Historically, religions have often been catalysts for music. The Vedas of Hinduism immensely influenced Indian classical music, while the Five Classics of Confucianism laid the basis for subsequent Chinese music. Following the rapid spread of Islam in the 6th century, Islamic music dominated Persia and the Arab world, and the Islamic Golden Age saw the presence of numerous important music theorists. Music written for and by the early Christian Church properly inaugurates the Western classical music tradition,[4] which continues into medieval music where polyphony, staff notation and nascent forms of many modern instruments developed.
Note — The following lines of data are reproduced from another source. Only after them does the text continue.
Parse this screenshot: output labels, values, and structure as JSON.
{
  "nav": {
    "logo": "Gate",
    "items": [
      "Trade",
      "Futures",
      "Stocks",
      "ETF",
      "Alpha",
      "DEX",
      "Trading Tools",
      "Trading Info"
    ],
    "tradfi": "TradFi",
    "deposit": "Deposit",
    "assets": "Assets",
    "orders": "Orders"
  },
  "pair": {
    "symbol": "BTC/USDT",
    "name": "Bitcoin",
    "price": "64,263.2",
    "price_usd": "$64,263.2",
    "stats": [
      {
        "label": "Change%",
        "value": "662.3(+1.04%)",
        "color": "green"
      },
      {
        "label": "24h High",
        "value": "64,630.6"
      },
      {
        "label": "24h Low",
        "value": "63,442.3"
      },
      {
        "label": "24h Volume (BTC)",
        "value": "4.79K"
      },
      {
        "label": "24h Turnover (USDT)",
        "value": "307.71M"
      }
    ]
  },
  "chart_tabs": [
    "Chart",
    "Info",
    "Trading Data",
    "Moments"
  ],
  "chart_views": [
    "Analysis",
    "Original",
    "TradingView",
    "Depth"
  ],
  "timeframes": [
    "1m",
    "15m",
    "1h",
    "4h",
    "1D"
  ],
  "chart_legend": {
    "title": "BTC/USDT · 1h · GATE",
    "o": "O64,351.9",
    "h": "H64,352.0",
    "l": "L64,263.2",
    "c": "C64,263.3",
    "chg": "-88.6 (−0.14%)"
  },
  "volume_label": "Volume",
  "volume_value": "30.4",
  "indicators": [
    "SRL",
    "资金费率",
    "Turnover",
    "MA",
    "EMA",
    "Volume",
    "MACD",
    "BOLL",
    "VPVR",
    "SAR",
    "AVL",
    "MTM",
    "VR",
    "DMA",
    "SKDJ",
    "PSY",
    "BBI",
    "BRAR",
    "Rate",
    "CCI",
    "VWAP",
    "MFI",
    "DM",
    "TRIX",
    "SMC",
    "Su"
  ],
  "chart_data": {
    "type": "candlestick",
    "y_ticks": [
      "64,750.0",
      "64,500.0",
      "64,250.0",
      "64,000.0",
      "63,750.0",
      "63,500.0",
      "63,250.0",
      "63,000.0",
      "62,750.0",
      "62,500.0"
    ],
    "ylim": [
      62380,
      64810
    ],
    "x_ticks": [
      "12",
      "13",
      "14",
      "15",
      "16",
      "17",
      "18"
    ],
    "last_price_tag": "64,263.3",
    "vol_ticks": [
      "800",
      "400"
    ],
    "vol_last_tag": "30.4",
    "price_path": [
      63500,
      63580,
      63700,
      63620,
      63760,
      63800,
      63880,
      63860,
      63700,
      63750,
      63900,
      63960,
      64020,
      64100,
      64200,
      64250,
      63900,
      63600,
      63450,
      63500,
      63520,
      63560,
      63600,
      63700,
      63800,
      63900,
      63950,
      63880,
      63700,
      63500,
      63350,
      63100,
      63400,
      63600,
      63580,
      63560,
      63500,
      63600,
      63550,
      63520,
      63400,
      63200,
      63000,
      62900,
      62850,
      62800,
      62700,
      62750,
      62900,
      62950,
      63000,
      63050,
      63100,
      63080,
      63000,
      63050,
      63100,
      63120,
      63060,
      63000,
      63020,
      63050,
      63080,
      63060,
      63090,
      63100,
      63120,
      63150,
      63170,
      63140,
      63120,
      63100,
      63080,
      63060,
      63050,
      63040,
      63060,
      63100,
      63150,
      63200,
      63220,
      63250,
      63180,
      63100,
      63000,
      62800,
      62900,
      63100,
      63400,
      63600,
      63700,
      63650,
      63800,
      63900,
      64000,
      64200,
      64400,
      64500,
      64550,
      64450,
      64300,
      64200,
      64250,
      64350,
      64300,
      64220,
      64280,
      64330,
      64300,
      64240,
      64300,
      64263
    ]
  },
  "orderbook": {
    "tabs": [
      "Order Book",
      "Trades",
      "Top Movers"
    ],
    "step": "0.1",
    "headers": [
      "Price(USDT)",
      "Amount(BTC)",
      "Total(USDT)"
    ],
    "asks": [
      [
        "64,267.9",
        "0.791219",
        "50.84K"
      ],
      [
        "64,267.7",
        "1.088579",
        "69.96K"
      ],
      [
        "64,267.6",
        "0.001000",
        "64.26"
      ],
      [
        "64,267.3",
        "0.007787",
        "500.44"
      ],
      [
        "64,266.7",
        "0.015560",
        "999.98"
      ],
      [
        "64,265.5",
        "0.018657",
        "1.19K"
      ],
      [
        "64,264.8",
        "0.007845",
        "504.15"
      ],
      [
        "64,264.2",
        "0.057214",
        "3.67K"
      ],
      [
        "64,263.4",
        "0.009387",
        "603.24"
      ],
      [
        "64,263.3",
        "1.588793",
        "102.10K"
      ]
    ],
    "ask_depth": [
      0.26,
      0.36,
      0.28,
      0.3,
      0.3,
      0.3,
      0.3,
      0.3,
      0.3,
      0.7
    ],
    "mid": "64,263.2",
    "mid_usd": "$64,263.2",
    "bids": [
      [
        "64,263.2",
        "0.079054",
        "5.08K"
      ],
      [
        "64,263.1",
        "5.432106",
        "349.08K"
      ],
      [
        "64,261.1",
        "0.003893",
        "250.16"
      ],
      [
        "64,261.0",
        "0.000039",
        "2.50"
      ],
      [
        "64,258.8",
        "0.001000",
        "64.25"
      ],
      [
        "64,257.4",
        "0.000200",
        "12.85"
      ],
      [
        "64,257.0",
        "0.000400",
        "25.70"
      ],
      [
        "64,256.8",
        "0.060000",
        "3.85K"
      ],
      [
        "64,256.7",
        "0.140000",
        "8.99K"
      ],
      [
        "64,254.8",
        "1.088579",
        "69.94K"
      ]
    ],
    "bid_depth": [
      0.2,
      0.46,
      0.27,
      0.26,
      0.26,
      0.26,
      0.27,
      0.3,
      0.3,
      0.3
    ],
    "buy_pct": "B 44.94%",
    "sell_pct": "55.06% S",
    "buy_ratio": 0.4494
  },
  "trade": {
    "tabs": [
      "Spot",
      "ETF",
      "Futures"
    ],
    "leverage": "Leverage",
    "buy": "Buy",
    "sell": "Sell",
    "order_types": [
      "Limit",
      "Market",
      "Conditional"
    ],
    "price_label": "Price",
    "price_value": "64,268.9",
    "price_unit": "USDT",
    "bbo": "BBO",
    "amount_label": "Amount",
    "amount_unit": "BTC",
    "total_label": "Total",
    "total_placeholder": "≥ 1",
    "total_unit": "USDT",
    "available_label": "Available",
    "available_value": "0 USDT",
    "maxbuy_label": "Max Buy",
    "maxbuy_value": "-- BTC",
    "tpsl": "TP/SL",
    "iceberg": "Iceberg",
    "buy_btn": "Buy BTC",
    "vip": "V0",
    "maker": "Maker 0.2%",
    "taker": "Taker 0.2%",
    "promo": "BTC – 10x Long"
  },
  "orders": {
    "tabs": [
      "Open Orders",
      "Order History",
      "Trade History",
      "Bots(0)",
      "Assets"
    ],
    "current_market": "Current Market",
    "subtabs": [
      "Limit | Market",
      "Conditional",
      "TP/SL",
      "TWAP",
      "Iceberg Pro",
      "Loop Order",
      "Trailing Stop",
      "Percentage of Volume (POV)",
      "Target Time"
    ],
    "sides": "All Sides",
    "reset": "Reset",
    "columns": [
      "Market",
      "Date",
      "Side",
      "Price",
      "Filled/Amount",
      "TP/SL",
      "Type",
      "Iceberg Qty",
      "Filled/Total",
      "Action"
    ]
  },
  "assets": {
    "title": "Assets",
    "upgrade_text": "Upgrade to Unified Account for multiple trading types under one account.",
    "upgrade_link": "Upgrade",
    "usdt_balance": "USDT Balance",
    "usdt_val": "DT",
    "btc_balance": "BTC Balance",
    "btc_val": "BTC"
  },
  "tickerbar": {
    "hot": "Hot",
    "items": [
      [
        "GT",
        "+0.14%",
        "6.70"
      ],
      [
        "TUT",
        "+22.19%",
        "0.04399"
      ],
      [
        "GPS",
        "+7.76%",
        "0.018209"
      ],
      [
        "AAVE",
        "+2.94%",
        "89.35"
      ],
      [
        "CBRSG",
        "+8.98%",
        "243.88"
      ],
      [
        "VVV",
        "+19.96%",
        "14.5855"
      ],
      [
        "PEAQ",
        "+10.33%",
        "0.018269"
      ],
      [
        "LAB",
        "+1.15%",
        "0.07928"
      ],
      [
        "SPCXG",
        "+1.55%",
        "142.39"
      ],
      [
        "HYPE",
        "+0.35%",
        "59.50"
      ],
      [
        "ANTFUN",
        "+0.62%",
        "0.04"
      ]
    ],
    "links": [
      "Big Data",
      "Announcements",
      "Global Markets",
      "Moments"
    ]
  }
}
In addition to religion, or the lack thereof, a society’s music is influenced by all other aspects of its culture, including social and economic organization and experience, climate and access to technology. Many cultures have coupled music with other art forms, such as the Chinese four arts and the medieval quadrivium. The emotions and ideas that music expresses, the situations in which music is played and listened to, and the attitudes toward musicians and composers all vary between regions and periods. Many cultures have or continue to distinguish between art music (or ‘classical music’), folk music and more recently, popular music.